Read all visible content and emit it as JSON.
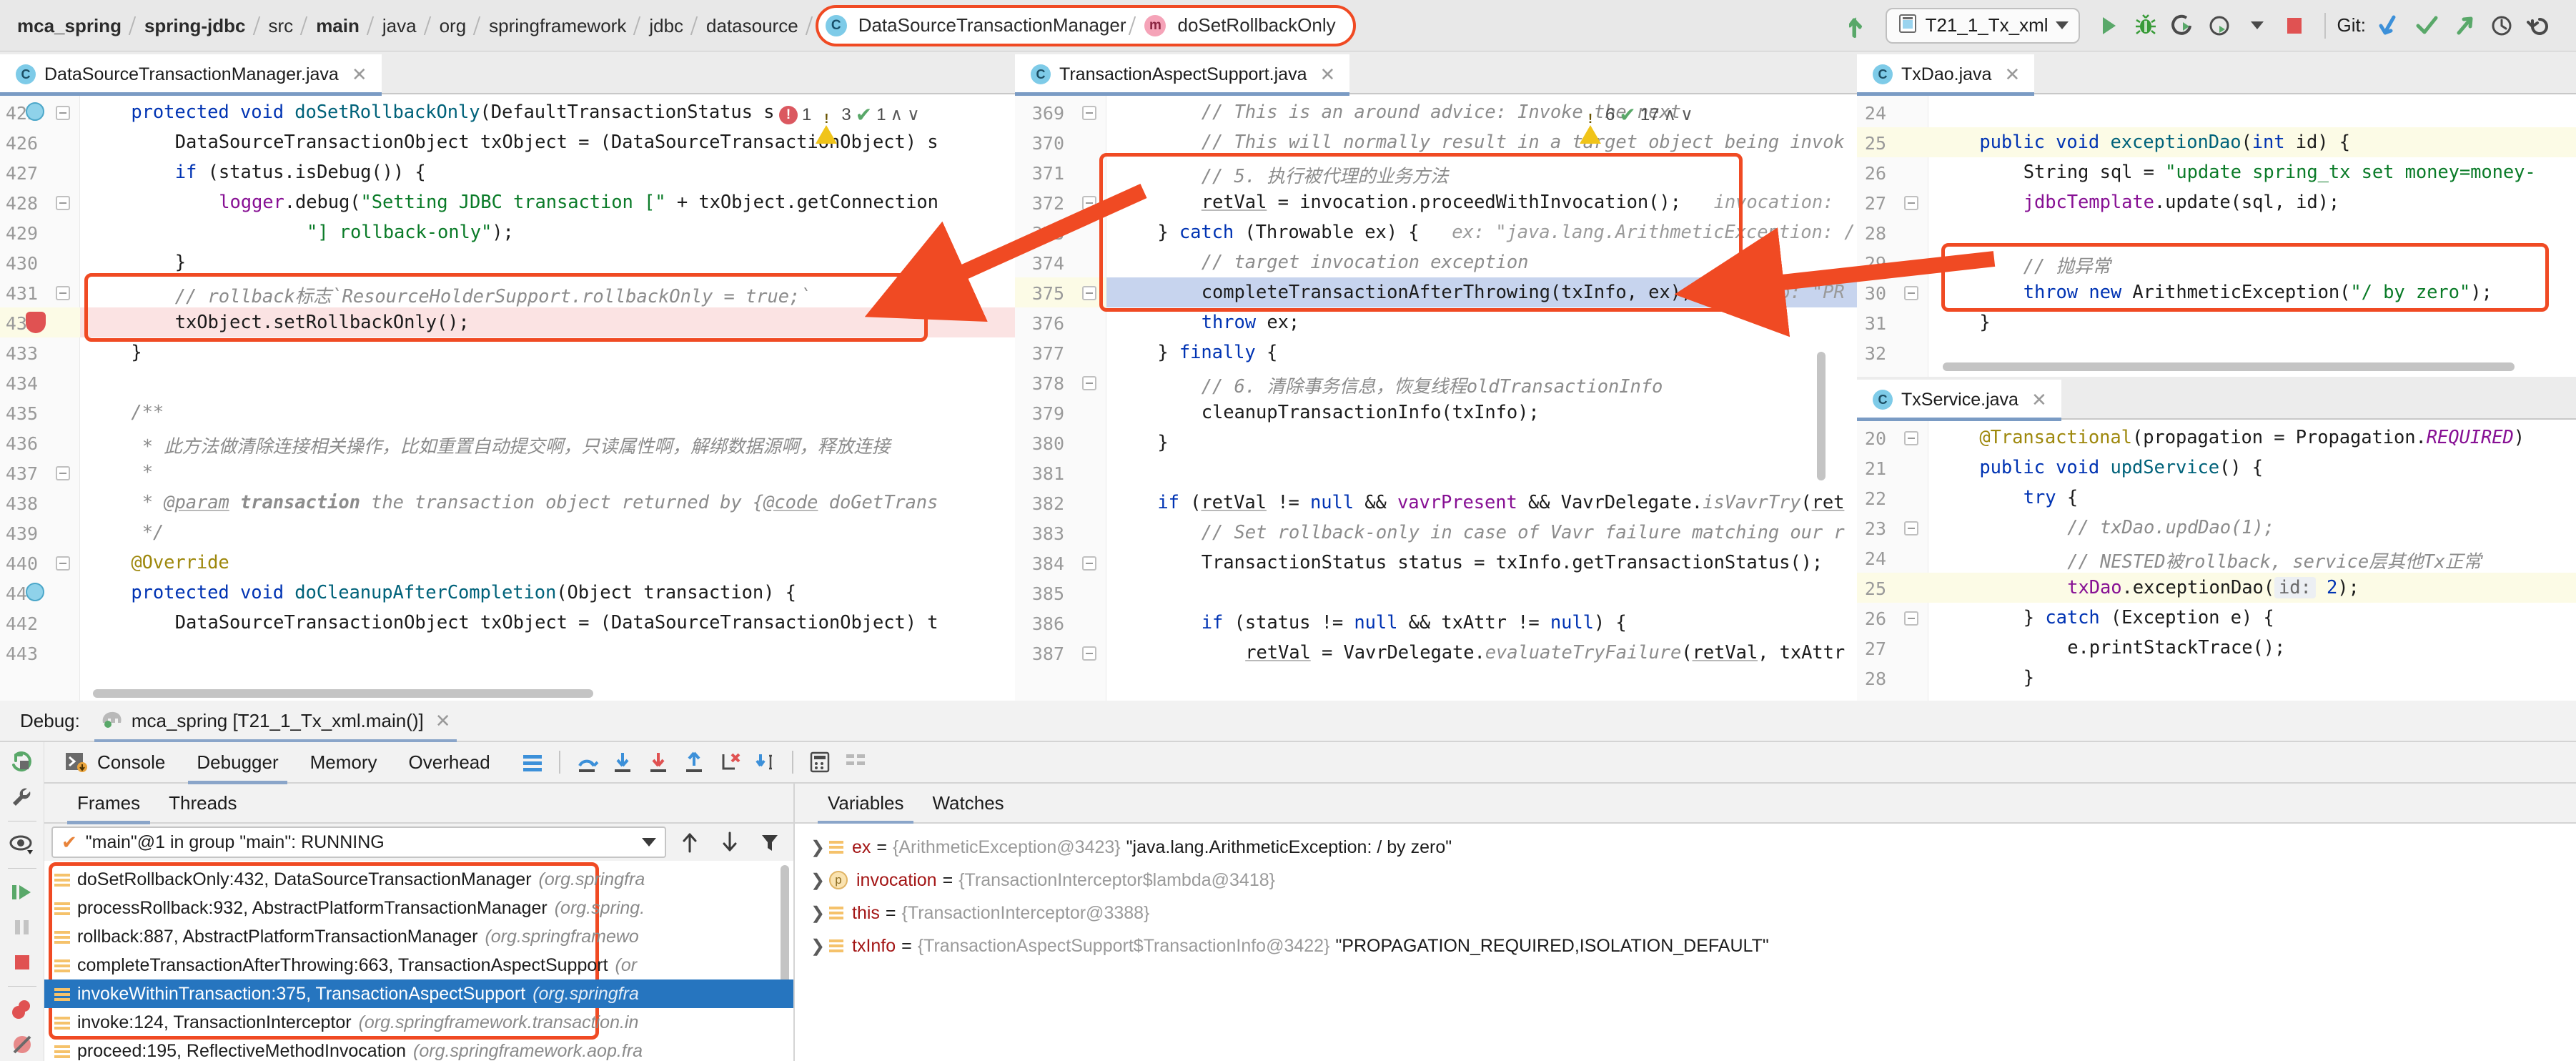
{
  "breadcrumb": {
    "items": [
      {
        "label": "mca_spring",
        "bold": true
      },
      {
        "label": "spring-jdbc",
        "bold": true
      },
      {
        "label": "src",
        "bold": false
      },
      {
        "label": "main",
        "bold": true
      },
      {
        "label": "java",
        "bold": false
      },
      {
        "label": "org",
        "bold": false
      },
      {
        "label": "springframework",
        "bold": false
      },
      {
        "label": "jdbc",
        "bold": false
      },
      {
        "label": "datasource",
        "bold": false
      }
    ],
    "highlighted": {
      "class_name": "DataSourceTransactionManager",
      "class_icon": "C",
      "method_name": "doSetRollbackOnly",
      "method_icon": "m"
    }
  },
  "toolbar": {
    "run_config": "T21_1_Tx_xml",
    "git_label": "Git:",
    "icons": [
      "back-arrow-icon",
      "run-config-icon",
      "run-icon",
      "debug-icon",
      "run-with-coverage-icon",
      "profile-icon",
      "stop-icon",
      "git-update-icon",
      "git-commit-icon",
      "git-push-icon",
      "git-history-icon",
      "git-rollback-icon"
    ]
  },
  "accent_colors": {
    "annotation_red": "#f04a23",
    "tab_underline": "#7a9bc4",
    "selection_blue": "#2675bf",
    "exec_line": "#c7d4ee"
  },
  "editors": {
    "left": {
      "tab": "DataSourceTransactionManager.java",
      "inspections": {
        "errors": "1",
        "warnings": "3",
        "ok": "1"
      },
      "first_line": 425,
      "lines": [
        {
          "n": 425,
          "html": "<span class=\"kw\">protected</span> <span class=\"kw\">void</span> <span class=\"fn\">doSetRollbackOnly</span>(DefaultTransactionStatus s",
          "indent": 4,
          "gutter": "method-marker"
        },
        {
          "n": 426,
          "html": "DataSourceTransactionObject txObject = (DataSourceTransactionObject) s",
          "indent": 8
        },
        {
          "n": 427,
          "html": "<span class=\"kw\">if</span> (status.isDebug()) {",
          "indent": 8
        },
        {
          "n": 428,
          "html": "<span class=\"fld\">logger</span>.debug(<span class=\"str\">\"Setting JDBC transaction [\"</span> + txObject.getConnection",
          "indent": 12
        },
        {
          "n": 429,
          "html": "<span class=\"str\">\"] rollback-only\"</span>);",
          "indent": 20
        },
        {
          "n": 430,
          "html": "}",
          "indent": 8
        },
        {
          "n": 431,
          "html": "<span class=\"cmt\">// rollback标志`ResourceHolderSupport.rollbackOnly = true;`</span>",
          "indent": 8
        },
        {
          "n": 432,
          "html": "txObject.setRollbackOnly();",
          "indent": 8,
          "highlight": "pink",
          "gutter": "breakpoint"
        },
        {
          "n": 433,
          "html": "}",
          "indent": 4
        },
        {
          "n": 434,
          "html": "",
          "indent": 0
        },
        {
          "n": 435,
          "html": "<span class=\"cmt\">/**</span>",
          "indent": 4
        },
        {
          "n": 436,
          "html": "<span class=\"cmt\">* 此方法做清除连接相关操作，比如重置自动提交啊，只读属性啊，解绑数据源啊，释放连接</span>",
          "indent": 5
        },
        {
          "n": 437,
          "html": "<span class=\"cmt\">*</span>",
          "indent": 5
        },
        {
          "n": 438,
          "html": "<span class=\"cmt\">* <span class=\"ulne\">@param</span> <b>transaction</b> the transaction object returned by {<span class=\"ulne\">@code</span> doGetTrans</span>",
          "indent": 5
        },
        {
          "n": 439,
          "html": "<span class=\"cmt\">*/</span>",
          "indent": 5
        },
        {
          "n": 440,
          "html": "<span class=\"ann\">@Override</span>",
          "indent": 4
        },
        {
          "n": 441,
          "html": "<span class=\"kw\">protected</span> <span class=\"kw\">void</span> <span class=\"fn\">doCleanupAfterCompletion</span>(Object transaction) {",
          "indent": 4,
          "gutter": "method-marker"
        },
        {
          "n": 442,
          "html": "DataSourceTransactionObject txObject = (DataSourceTransactionObject) t",
          "indent": 8
        },
        {
          "n": 443,
          "html": "",
          "indent": 0
        }
      ],
      "redbox_lines": [
        431,
        432
      ]
    },
    "middle": {
      "tab": "TransactionAspectSupport.java",
      "inspections": {
        "warnings": "6",
        "ok": "17"
      },
      "first_line": 369,
      "lines": [
        {
          "n": 369,
          "html": "<span class=\"cmt\">// This is an around advice: Invoke the next</span>",
          "indent": 8
        },
        {
          "n": 370,
          "html": "<span class=\"cmt\">// This will normally result in a target object being invok</span>",
          "indent": 8
        },
        {
          "n": 371,
          "html": "<span class=\"cmt\">// 5. 执行被代理的业务方法</span>",
          "indent": 8
        },
        {
          "n": 372,
          "html": "<span class=\"ulne\">retVal</span> = invocation.proceedWithInvocation();<span class=\"hint\">   invocation: </span>",
          "indent": 8
        },
        {
          "n": 373,
          "html": "} <span class=\"kw\">catch</span> (Throwable ex) {<span class=\"hint\">   ex: \"java.lang.ArithmeticException: /</span>",
          "indent": 4
        },
        {
          "n": 374,
          "html": "<span class=\"cmt\">// target invocation exception</span>",
          "indent": 8
        },
        {
          "n": 375,
          "html": "completeTransactionAfterThrowing(txInfo, ex);<span class=\"hint\">   txInfo: \"PR</span>",
          "indent": 8,
          "highlight": "exec"
        },
        {
          "n": 376,
          "html": "<span class=\"kw\">throw</span> ex;",
          "indent": 8
        },
        {
          "n": 377,
          "html": "} <span class=\"kw\">finally</span> {",
          "indent": 4
        },
        {
          "n": 378,
          "html": "<span class=\"cmt\">// 6. 清除事务信息，恢复线程oldTransactionInfo</span>",
          "indent": 8
        },
        {
          "n": 379,
          "html": "cleanupTransactionInfo(txInfo);",
          "indent": 8
        },
        {
          "n": 380,
          "html": "}",
          "indent": 4
        },
        {
          "n": 381,
          "html": "",
          "indent": 0
        },
        {
          "n": 382,
          "html": "<span class=\"kw\">if</span> (<span class=\"ulne\">retVal</span> != <span class=\"kw\">null</span> &amp;&amp; <span class=\"fld\">vavrPresent</span> &amp;&amp; VavrDelegate.<span class=\"cmt\">isVavrTry</span>(<span class=\"ulne\">ret</span>",
          "indent": 4
        },
        {
          "n": 383,
          "html": "<span class=\"cmt\">// Set rollback-only in case of Vavr failure matching our r</span>",
          "indent": 8
        },
        {
          "n": 384,
          "html": "TransactionStatus status = txInfo.getTransactionStatus();",
          "indent": 8
        },
        {
          "n": 385,
          "html": "",
          "indent": 0
        },
        {
          "n": 386,
          "html": "<span class=\"kw\">if</span> (status != <span class=\"kw\">null</span> &amp;&amp; txAttr != <span class=\"kw\">null</span>) {",
          "indent": 8
        },
        {
          "n": 387,
          "html": "<span class=\"ulne\">retVal</span> = VavrDelegate.<span class=\"cmt\">evaluateTryFailure</span>(<span class=\"ulne\">retVal</span>, txAttr",
          "indent": 12
        }
      ],
      "redbox_lines": [
        371,
        372,
        373,
        374,
        375
      ]
    },
    "right_top": {
      "tab": "TxDao.java",
      "first_line": 24,
      "lines": [
        {
          "n": 24,
          "html": "",
          "indent": 0
        },
        {
          "n": 25,
          "html": "<span class=\"kw\">public</span> <span class=\"kw\">void</span> <span class=\"fn\">exceptionDao</span>(<span class=\"kw\">int</span> id) {",
          "indent": 4,
          "highlight": "yellow"
        },
        {
          "n": 26,
          "html": "String sql = <span class=\"str\">\"update spring_tx set money=money-</span>",
          "indent": 8
        },
        {
          "n": 27,
          "html": "<span class=\"fld\">jdbcTemplate</span>.update(sql, id);",
          "indent": 8
        },
        {
          "n": 28,
          "html": "",
          "indent": 0
        },
        {
          "n": 29,
          "html": "<span class=\"cmt\">// 抛异常</span>",
          "indent": 8
        },
        {
          "n": 30,
          "html": "<span class=\"kw\">throw</span> <span class=\"kw\">new</span> ArithmeticException(<span class=\"str\">\"/ by zero\"</span>);",
          "indent": 8
        },
        {
          "n": 31,
          "html": "}",
          "indent": 4
        },
        {
          "n": 32,
          "html": "",
          "indent": 0
        }
      ],
      "redbox_lines": [
        29,
        30
      ]
    },
    "right_bottom": {
      "tab": "TxService.java",
      "first_line": 20,
      "lines": [
        {
          "n": 20,
          "html": "<span class=\"ann\">@Transactional</span>(propagation = Propagation.<span class=\"fld\"><i>REQUIRED</i></span>)",
          "indent": 4
        },
        {
          "n": 21,
          "html": "<span class=\"kw\">public</span> <span class=\"kw\">void</span> <span class=\"fn\">updService</span>() {",
          "indent": 4
        },
        {
          "n": 22,
          "html": "<span class=\"kw\">try</span> {",
          "indent": 8
        },
        {
          "n": 23,
          "html": "<span class=\"cmt\">// txDao.updDao(1);</span>",
          "indent": 12
        },
        {
          "n": 24,
          "html": "<span class=\"cmt\">// NESTED被rollback, service层其他Tx正常</span>",
          "indent": 12
        },
        {
          "n": 25,
          "html": "<span class=\"fld\">txDao</span>.exceptionDao(<span class=\"hintbox\">id:</span> <span class=\"kw\">2</span>);",
          "indent": 12,
          "highlight": "yellow"
        },
        {
          "n": 26,
          "html": "} <span class=\"kw\">catch</span> (Exception e) {",
          "indent": 8
        },
        {
          "n": 27,
          "html": "e.printStackTrace();",
          "indent": 12
        },
        {
          "n": 28,
          "html": "}",
          "indent": 8
        }
      ]
    }
  },
  "debug": {
    "panel_label": "Debug:",
    "session_name": "mca_spring [T21_1_Tx_xml.main()]",
    "session_icon": "elephant-icon",
    "tabs": [
      {
        "label": "Console",
        "active": false,
        "icon": "console-icon"
      },
      {
        "label": "Debugger",
        "active": true,
        "icon": null
      },
      {
        "label": "Memory",
        "active": false,
        "icon": null
      },
      {
        "label": "Overhead",
        "active": false,
        "icon": null
      }
    ],
    "tool_icons": [
      "layout-icon",
      "step-over-icon",
      "step-into-icon",
      "force-step-into-icon",
      "step-out-icon",
      "drop-frame-icon",
      "run-to-cursor-icon",
      "evaluate-expression-icon",
      "mute-breakpoints-icon"
    ],
    "side_icons": [
      "rerun-icon",
      "settings-icon",
      "watch-icon",
      "resume-icon",
      "pause-icon",
      "stop-icon",
      "view-breakpoints-icon",
      "mute-breakpoints-icon"
    ],
    "frames_tabs": [
      {
        "label": "Frames",
        "active": true
      },
      {
        "label": "Threads",
        "active": false
      }
    ],
    "thread_selector": {
      "value": "\"main\"@1 in group \"main\": RUNNING",
      "status_icon": "check-icon"
    },
    "frame_tools": [
      "up-arrow-icon",
      "down-arrow-icon",
      "filter-icon"
    ],
    "frames": [
      {
        "method": "doSetRollbackOnly:432, DataSourceTransactionManager",
        "pkg": "(org.springfra",
        "selected": false
      },
      {
        "method": "processRollback:932, AbstractPlatformTransactionManager",
        "pkg": "(org.spring.",
        "selected": false
      },
      {
        "method": "rollback:887, AbstractPlatformTransactionManager",
        "pkg": "(org.springframewo",
        "selected": false
      },
      {
        "method": "completeTransactionAfterThrowing:663, TransactionAspectSupport",
        "pkg": "(or",
        "selected": false
      },
      {
        "method": "invokeWithinTransaction:375, TransactionAspectSupport",
        "pkg": "(org.springfra",
        "selected": true
      },
      {
        "method": "invoke:124, TransactionInterceptor",
        "pkg": "(org.springframework.transaction.in",
        "selected": false
      },
      {
        "method": "proceed:195, ReflectiveMethodInvocation",
        "pkg": "(org.springframework.aop.fra",
        "selected": false
      }
    ],
    "variables_tabs": [
      {
        "label": "Variables",
        "active": true
      },
      {
        "label": "Watches",
        "active": false
      }
    ],
    "variables": [
      {
        "name": "ex",
        "kind": "field",
        "ref": "{ArithmeticException@3423}",
        "value": "\"java.lang.ArithmeticException: / by zero\""
      },
      {
        "name": "invocation",
        "kind": "param",
        "ref": "{TransactionInterceptor$lambda@3418}",
        "value": ""
      },
      {
        "name": "this",
        "kind": "field",
        "ref": "{TransactionInterceptor@3388}",
        "value": ""
      },
      {
        "name": "txInfo",
        "kind": "field",
        "ref": "{TransactionAspectSupport$TransactionInfo@3422}",
        "value": "\"PROPAGATION_REQUIRED,ISOLATION_DEFAULT\""
      }
    ]
  }
}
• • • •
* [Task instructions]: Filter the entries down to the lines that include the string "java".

* [Response]:
        "label": "java",
      "tab": "DataSourceTransactionManager.java",
      "tab": "TransactionAspectSupport.java",
          "html": "} <span class=\"kw\">catch</span> (Throwable ex) {<span class=\"hint\">   ex: \"java.lang.ArithmeticException: /</span>",
      "tab": "TxDao.java",
      "tab": "TxService.java",
        "value": "\"java.lang.ArithmeticException: / by zero\""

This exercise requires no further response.